[App and web page records]
# # # # #

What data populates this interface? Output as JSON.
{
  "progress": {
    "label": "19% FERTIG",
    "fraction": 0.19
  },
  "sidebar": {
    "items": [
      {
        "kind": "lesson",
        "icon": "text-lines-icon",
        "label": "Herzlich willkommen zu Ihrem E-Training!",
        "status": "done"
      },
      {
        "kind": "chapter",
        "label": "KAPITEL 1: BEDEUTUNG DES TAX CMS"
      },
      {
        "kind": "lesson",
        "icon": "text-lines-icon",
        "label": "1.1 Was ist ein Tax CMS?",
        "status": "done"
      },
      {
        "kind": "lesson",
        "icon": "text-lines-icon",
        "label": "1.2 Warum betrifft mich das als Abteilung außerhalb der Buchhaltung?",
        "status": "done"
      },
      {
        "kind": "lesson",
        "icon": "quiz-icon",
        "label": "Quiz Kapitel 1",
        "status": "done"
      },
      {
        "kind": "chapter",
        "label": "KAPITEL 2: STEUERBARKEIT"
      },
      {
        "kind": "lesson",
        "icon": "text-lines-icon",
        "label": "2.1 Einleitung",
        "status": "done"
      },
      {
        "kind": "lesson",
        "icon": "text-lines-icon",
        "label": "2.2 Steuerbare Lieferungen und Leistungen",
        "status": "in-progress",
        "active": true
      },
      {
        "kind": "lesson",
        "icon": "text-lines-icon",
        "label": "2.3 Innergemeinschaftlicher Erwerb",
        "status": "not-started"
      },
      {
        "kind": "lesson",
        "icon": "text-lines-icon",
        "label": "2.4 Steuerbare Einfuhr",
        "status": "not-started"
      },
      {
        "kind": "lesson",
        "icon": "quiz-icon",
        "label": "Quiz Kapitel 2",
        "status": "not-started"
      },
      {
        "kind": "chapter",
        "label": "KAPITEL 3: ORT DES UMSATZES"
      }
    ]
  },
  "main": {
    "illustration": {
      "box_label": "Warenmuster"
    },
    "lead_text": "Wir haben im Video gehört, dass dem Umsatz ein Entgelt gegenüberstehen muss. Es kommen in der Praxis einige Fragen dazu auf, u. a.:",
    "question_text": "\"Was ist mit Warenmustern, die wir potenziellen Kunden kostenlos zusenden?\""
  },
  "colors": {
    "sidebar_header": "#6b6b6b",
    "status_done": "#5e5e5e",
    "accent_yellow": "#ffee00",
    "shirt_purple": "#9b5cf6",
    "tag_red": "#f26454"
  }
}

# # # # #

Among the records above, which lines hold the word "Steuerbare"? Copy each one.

Reply:
        "label": "2.2 Steuerbare Lieferungen und Leistungen",
        "label": "2.4 Steuerbare Einfuhr",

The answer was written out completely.